While doing this, I would source for goods that are on sale online, then resell them at a profit. Upon graduation, I decided to expand my business by reinvesting the profits and injecting some money from my personal savings. It was a huge gamble that has since paid off.
Juggling my different roles isn’t easy. As the founder of a start-up, I wear many hats – accountant, credit officer, marketer and communication manager.
To do this effectively, planning is key. I create and schedule social media posts at night and on weekends, for instance. This gives me enough time to attend to client needs such as deliveries without any difficulties.
It is dreadful to imagine how things would be if I had only one source of income especially during this pandemic. A pay cut would be even more difficult to endure. I’d probably be facing retrenchment too. I am scared of being unable to pay my bills and to meet other financial obligations.

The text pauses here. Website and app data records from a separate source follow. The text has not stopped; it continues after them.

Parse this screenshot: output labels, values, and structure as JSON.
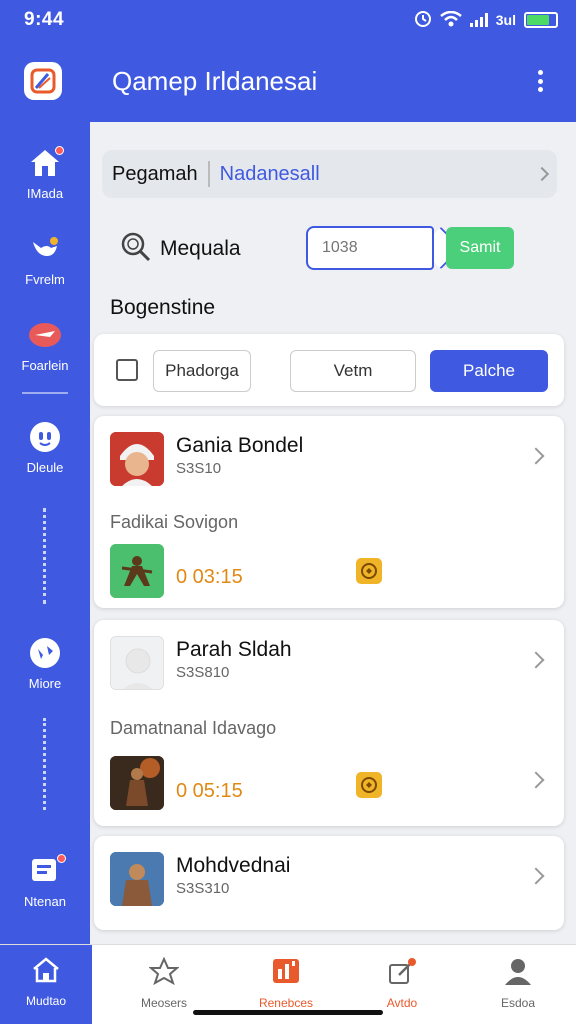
{
  "status_bar": {
    "time": "9:44",
    "carrier": "3ul"
  },
  "app_bar": {
    "title": "Qamep Irldanesai"
  },
  "sidebar": {
    "items": [
      {
        "label": "IMada",
        "icon": "home-icon"
      },
      {
        "label": "Fvrelm",
        "icon": "bird-icon"
      },
      {
        "label": "Foarlein",
        "icon": "plane-icon"
      },
      {
        "label": "Dleule",
        "icon": "face-icon"
      },
      {
        "label": "Miore",
        "icon": "globe-icon"
      },
      {
        "label": "Ntenan",
        "icon": "message-icon"
      }
    ]
  },
  "breadcrumb": {
    "primary": "Pegamah",
    "secondary": "Nadanesall"
  },
  "search": {
    "label": "Mequala",
    "placeholder": "1038",
    "submit_label": "Samit"
  },
  "section_title": "Bogenstine",
  "filters": [
    {
      "label": "Phadorga",
      "active": false
    },
    {
      "label": "Vetm",
      "active": false
    },
    {
      "label": "Palche",
      "active": true
    }
  ],
  "cards": [
    {
      "title": "Gania Bondel",
      "subtitle": "S3S10",
      "description": "Fadikai Sovigon",
      "value": "0 03:15"
    },
    {
      "title": "Parah Sldah",
      "subtitle": "S3S810",
      "description": "Damatnanal Idavago",
      "value": "0 05:15"
    },
    {
      "title": "Mohdvednai",
      "subtitle": "S3S310"
    }
  ],
  "bottom_nav": [
    {
      "label": "Mudtao",
      "icon": "home-icon"
    },
    {
      "label": "Meosers",
      "icon": "star-icon"
    },
    {
      "label": "Renebces",
      "icon": "chart-icon"
    },
    {
      "label": "Avtdo",
      "icon": "edit-icon"
    },
    {
      "label": "Esdoa",
      "icon": "profile-icon"
    }
  ],
  "colors": {
    "primary": "#3f5ae0",
    "accent_green": "#4ccf7a",
    "accent_orange": "#e08a16",
    "nav_red": "#e85a2b",
    "badge_red": "#ff5b5b"
  }
}
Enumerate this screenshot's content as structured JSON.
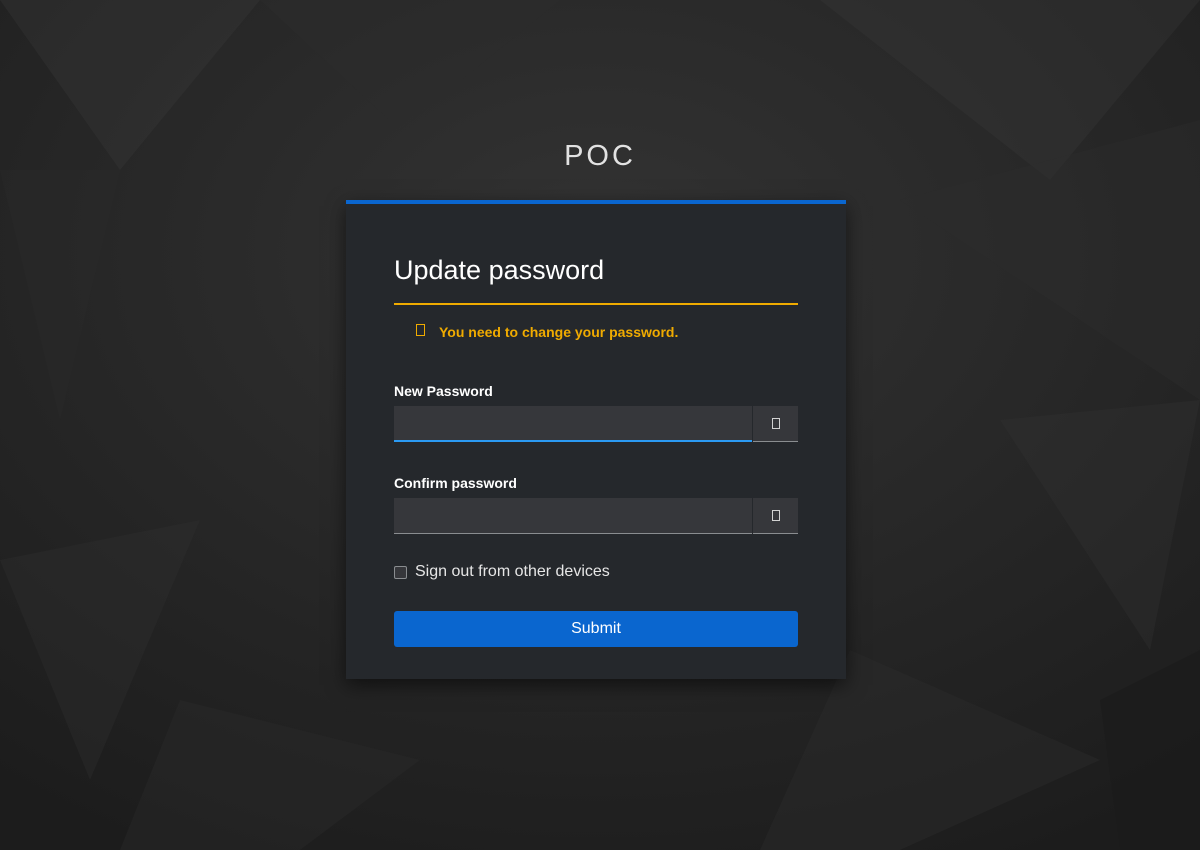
{
  "app": {
    "brand": "POC"
  },
  "form": {
    "title": "Update password",
    "alert": {
      "icon": "warning-icon",
      "message": "You need to change your password.",
      "color": "#f0ab00"
    },
    "new_password": {
      "label": "New Password",
      "value": "",
      "toggle_icon": "eye-icon"
    },
    "confirm_password": {
      "label": "Confirm password",
      "value": "",
      "toggle_icon": "eye-icon"
    },
    "logout_sessions": {
      "label": "Sign out from other devices",
      "checked": false
    },
    "submit_label": "Submit"
  },
  "colors": {
    "accent": "#0a66cf",
    "warning": "#f0ab00",
    "focus": "#2b9af3",
    "card_background": "#25282c"
  }
}
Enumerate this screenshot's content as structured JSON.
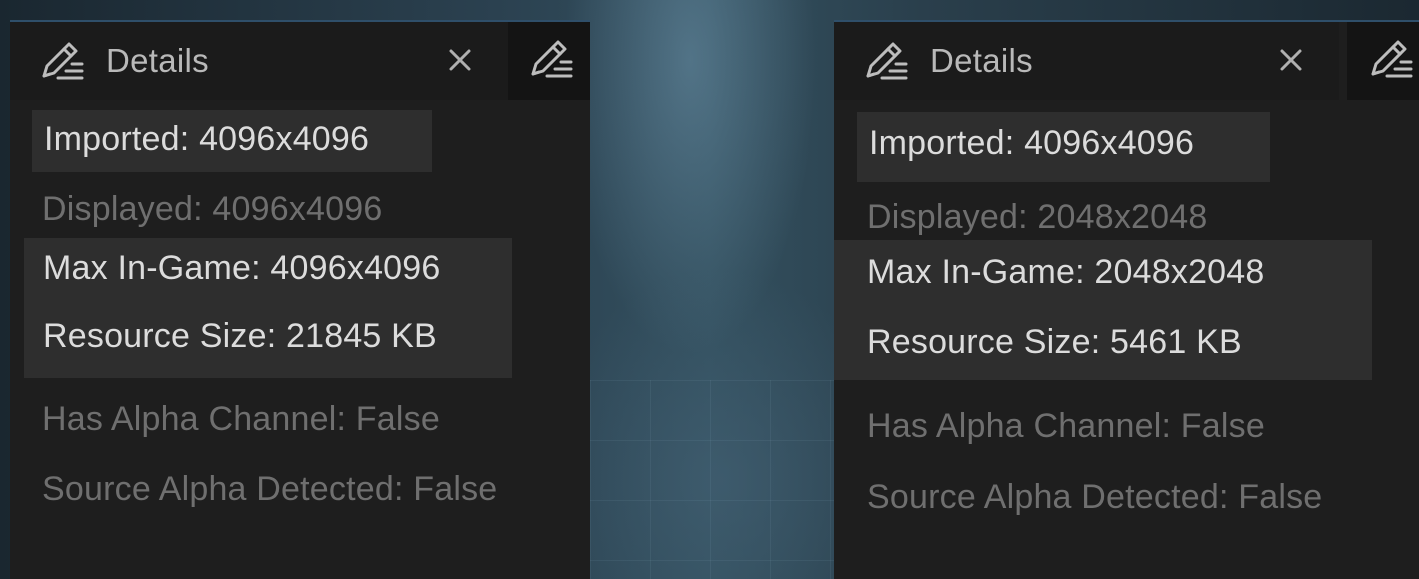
{
  "panels": [
    {
      "tab": {
        "title": "Details",
        "icon": "edit-details-icon",
        "close_icon": "close-icon"
      },
      "side_button_icon": "edit-details-icon",
      "imported": "Imported: 4096x4096",
      "displayed": "Displayed: 4096x4096",
      "max_in_game": "Max In-Game: 4096x4096",
      "resource_size": "Resource Size: 21845 KB",
      "has_alpha": "Has Alpha Channel: False",
      "source_alpha": "Source Alpha Detected: False"
    },
    {
      "tab": {
        "title": "Details",
        "icon": "edit-details-icon",
        "close_icon": "close-icon"
      },
      "side_button_icon": "edit-details-icon",
      "imported": "Imported: 4096x4096",
      "displayed": "Displayed: 2048x2048",
      "max_in_game": "Max In-Game: 2048x2048",
      "resource_size": "Resource Size: 5461 KB",
      "has_alpha": "Has Alpha Channel: False",
      "source_alpha": "Source Alpha Detected: False"
    }
  ],
  "colors": {
    "panel_bg": "#1e1e1e",
    "highlight_bg": "#2e2e2e",
    "text_bright": "#dcdcdc",
    "text_dim": "#6f6f6f",
    "tab_accent": "#2f4f6a"
  }
}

With my business, I feel more secure. My only concern right now is to grow my business.
RICHARD ROY, 26 MARKETER
I work in a government parastatal. After graduating from Jomo Kenyatta University of Agriculture and Technology (JKUAT), I couldn’t secure a stable job in the field of information and communication technology as fast as I’d expected. As I was searching, I decided to try several money making activities. That’s when I started selling mitumba bales. Shortly afterwards, I got a job as the ICT manager for two different corporate clients.
My motivation for moonlighting was to achieve financial independence. I hated having to wait for pay day to settle my bills. I was also insecure because my main job was based on short-term contracts.
Some employers require total loyalty and commitment. Being able to do something on the side, therefore, comes down to how effectively you divide your time within the week. As a marketer in a government institution, I am expected to work between 8am and 5pm. During this time, I put my best foot forward. Besides, there’s no conflict whatsoever between the government job, my ICT roles, and sale of secondhand clothes.
I get to focus on my side gigs on weekends when I’m off duty, but I also carve out a few hours on weekdays after work to attend to these side hustles.
At this point in my life, I feel that I’m yet to attain financial security. Would I consider taking on more jobs? Certainly. We’re going through very challenging times where a monthly salary isn’t enough to cater for all your needs anymore. To thrive, you must push your limits.
If I had enough money, I wouldn’t take on multiple jobs. Instead, I’d concentrate on becoming better at what I’m passionate about.
Working multiple jobs has come with a myriad lessons for me. I didn’t realise how much free time I had until I took up these extra gigs. I now use my time wisely. Having clear priorities has made me more decisive, which helps juggle my different roles with ease.
This has also been an opportunity for me to learn negotiation skills that are important in entrepreneurship. I am a better person now.
In terms of fulfillment at work, I’m yet to attain that. Currently, I’m working only for money. I would be happier to get a job that is in line with what I studied in university rather than to take on short term freelance gigs.